Following the incredibly successful Quest for Immortality exhibition, which came to the Frist Center in 2006, To Live Forever: Egyptian Treasures from the Brooklyn Museum includes 109 important works from the superb collection of the Brooklyn Museum that illustrate Egyptian beliefs regarding the defeat of death and promise of the eternal afterlife. To Live Forever explores the ancient Egyptian belief that proper preparation could enable a person to overcome the finality of death. The objects on display, including coffins, jewels and statuary from the Brooklyn Museum’s extensive, world-renowned collection, introduce visitors to the mysteries of mummification, the funeral procession and rituals that prepared the entombed deceased for passage to the underworld, the final judgment of the gods in determining the disposition of the soul and the idealized afterlife. The objects in the exhibition were created over a period of more than 4,000 years.

To Live Forever: Egyptian Treasures from the Brooklyn Museum has been organized by the Brooklyn Museum.

Tracey Snelling: Woman on the Run
Oct. 7, 2011–Jan. 8, 2012
Gordon Contemporary Artists Project Gallery

Tracey Snelling’s sculptures of vernacular buildings, streets and rundown neighborhoods show a keen sensitivity to the psychological tensions and hidden narratives of small town America.

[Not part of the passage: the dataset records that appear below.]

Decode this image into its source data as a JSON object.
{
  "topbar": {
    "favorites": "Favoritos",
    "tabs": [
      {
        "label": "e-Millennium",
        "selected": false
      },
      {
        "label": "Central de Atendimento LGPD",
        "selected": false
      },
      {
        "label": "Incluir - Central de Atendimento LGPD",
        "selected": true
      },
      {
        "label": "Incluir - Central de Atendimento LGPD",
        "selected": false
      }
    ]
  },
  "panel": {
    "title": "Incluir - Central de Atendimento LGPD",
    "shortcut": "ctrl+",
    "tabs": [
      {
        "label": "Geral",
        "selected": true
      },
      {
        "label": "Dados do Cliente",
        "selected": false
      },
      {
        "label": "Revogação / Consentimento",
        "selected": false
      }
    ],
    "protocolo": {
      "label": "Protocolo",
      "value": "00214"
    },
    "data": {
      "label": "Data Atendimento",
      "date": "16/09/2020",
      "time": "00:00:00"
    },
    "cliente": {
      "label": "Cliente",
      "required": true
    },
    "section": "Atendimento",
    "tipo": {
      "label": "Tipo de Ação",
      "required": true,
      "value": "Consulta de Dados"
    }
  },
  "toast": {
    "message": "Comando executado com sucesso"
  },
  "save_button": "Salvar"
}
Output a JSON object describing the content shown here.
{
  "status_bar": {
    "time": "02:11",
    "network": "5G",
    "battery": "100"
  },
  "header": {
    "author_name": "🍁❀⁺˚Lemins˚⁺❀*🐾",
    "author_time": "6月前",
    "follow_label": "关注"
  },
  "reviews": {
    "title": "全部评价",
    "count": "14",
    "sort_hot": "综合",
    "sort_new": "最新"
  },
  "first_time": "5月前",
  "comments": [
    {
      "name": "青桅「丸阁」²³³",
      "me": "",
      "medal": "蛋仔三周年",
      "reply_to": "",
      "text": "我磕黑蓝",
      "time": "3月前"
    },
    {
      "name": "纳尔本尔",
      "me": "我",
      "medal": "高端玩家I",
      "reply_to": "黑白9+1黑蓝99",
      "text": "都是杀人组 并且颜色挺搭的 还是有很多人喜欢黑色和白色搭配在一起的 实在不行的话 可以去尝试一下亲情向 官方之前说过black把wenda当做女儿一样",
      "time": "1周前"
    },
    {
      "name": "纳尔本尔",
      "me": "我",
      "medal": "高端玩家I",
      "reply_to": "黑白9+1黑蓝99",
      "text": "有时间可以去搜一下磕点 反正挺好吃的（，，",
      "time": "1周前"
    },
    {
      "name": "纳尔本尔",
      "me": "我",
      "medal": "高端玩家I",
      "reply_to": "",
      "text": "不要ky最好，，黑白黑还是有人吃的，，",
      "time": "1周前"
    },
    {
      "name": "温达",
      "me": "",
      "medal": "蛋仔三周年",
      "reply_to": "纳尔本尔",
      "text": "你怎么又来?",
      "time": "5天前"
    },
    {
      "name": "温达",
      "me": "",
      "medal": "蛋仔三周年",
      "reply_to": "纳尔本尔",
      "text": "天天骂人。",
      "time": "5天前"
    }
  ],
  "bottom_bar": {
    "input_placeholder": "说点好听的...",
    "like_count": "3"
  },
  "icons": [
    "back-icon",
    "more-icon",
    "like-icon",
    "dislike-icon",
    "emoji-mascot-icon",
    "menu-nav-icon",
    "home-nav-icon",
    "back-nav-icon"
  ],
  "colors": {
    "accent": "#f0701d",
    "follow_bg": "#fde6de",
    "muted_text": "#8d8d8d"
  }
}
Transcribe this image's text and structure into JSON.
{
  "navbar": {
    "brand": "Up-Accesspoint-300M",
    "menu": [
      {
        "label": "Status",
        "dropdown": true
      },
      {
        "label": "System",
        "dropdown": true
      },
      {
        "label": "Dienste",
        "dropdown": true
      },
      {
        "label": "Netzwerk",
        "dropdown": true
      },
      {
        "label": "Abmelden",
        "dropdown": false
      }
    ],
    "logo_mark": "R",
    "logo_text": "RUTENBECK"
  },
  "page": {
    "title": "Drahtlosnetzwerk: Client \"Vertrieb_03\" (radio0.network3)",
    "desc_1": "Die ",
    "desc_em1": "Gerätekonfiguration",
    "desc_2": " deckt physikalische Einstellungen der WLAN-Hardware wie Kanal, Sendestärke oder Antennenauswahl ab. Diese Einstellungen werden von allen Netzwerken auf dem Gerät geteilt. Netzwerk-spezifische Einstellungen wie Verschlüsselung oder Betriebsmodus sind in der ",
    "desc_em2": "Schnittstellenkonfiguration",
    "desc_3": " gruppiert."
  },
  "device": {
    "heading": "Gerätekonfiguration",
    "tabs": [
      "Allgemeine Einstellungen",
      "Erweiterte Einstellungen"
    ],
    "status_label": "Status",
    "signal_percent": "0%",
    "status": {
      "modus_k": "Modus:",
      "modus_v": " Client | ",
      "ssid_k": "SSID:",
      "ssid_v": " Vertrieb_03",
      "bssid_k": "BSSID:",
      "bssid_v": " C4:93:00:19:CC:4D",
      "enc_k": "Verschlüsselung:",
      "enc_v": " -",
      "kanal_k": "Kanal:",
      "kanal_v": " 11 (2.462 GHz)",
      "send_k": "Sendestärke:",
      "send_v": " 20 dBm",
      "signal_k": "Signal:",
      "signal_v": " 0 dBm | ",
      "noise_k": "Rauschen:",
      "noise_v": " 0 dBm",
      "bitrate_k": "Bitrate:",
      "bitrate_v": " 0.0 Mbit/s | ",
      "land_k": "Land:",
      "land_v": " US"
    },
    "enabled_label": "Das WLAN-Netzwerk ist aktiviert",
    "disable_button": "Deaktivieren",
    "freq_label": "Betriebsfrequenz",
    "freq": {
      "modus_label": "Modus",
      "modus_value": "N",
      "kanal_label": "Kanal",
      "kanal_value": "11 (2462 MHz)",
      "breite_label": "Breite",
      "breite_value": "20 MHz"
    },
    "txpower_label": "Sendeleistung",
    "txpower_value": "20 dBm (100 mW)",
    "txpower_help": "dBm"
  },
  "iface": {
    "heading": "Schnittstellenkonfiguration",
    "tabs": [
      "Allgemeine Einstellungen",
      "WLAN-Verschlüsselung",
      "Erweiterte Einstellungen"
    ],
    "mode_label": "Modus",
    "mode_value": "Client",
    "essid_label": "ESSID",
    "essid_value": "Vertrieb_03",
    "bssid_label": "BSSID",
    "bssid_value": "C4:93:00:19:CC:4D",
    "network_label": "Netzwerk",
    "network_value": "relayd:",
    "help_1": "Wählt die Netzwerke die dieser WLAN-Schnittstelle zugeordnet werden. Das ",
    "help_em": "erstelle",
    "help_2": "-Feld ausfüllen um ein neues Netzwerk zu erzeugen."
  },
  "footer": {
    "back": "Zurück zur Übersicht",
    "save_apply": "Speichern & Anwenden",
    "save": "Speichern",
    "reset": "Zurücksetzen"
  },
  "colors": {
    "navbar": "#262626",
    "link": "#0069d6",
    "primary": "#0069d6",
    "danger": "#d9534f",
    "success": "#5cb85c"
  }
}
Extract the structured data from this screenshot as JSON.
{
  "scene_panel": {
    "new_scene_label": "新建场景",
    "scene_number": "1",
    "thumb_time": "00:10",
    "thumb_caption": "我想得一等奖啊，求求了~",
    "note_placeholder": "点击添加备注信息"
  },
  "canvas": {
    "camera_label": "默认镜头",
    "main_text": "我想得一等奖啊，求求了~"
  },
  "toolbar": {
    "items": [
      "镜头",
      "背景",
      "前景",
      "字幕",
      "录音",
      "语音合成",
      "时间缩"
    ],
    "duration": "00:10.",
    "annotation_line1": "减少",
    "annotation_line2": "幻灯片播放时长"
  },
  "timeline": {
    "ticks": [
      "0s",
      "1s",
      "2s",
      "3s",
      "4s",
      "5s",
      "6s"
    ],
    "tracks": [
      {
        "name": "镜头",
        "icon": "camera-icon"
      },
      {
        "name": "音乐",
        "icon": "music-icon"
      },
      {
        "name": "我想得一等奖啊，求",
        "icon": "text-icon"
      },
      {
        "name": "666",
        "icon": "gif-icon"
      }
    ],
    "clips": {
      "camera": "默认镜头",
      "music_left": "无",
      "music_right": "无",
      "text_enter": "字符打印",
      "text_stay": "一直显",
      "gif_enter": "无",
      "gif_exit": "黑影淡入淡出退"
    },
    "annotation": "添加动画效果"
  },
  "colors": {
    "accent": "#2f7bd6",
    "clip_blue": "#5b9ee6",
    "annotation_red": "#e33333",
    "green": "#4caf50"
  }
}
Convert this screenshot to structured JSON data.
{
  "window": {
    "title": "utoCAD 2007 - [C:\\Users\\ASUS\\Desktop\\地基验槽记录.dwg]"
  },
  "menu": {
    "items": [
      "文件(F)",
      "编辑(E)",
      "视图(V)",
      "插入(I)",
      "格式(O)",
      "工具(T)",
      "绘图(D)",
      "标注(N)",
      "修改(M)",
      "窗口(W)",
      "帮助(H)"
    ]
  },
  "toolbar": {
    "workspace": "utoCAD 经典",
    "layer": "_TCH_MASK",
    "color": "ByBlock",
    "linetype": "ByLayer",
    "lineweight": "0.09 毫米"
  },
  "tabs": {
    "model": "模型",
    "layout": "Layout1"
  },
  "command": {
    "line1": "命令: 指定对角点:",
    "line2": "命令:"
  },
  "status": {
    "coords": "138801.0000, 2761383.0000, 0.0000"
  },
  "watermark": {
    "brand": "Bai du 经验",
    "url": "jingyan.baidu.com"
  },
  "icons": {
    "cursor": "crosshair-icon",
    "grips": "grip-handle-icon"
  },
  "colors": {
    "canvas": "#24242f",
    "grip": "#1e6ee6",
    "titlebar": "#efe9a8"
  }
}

A large tableau of wooden structures, videos, projections and other mediums, Woman on the Run provides a film-noir-like setting for a crime story in which a mysterious woman is sought for questioning in a murder.

Tracey Snelling: Woman on the Run is organized by the Frist Center for the Visual Arts.

About the Frist Center
Accredited by the American Association of Museums, the Frist Center for the Visual Arts, located at 919 Broadway in downtown Nashville, Tenn., is an art exhibition center dedicated to presenting the finest visual art from local, regional, U.S. and international sources in a program of changing exhibitions. The Frist Center’s Martin ArtQuest Gallery features interactive stations relating to Frist Center exhibitions. Gallery admission to the Frist Center is free for visitors 18 and younger and to Frist Center members. With possible exception for some specially-ticketed exhibitions, Frist Center admission is $10.00 for adults and $7.00 for seniors, military and college students with ID. College students are admitted free Thursday and Friday evenings, 5–9 p.m. Discounts are offered for groups of 10 or more with advance reservation by calling (615) 744-3247.The Frist Center is open seven days a week: Mondays through Wednesdays, and Saturdays, 10 a.m.–5:30 p.m.; Thursdays and Fridays, 10 a.m.–9 p.m. and Sundays, 1–5:30 p.m., with the Frist Center Café opening at noon. Additional information is available by calling (615) 244-3340 or by visiting our Web site at

Please consider supporting the Frist Art Museum with a donation. Your gift is essential to our mission of serving the community through the arts and art access in particular. We truly appreciate your generosity.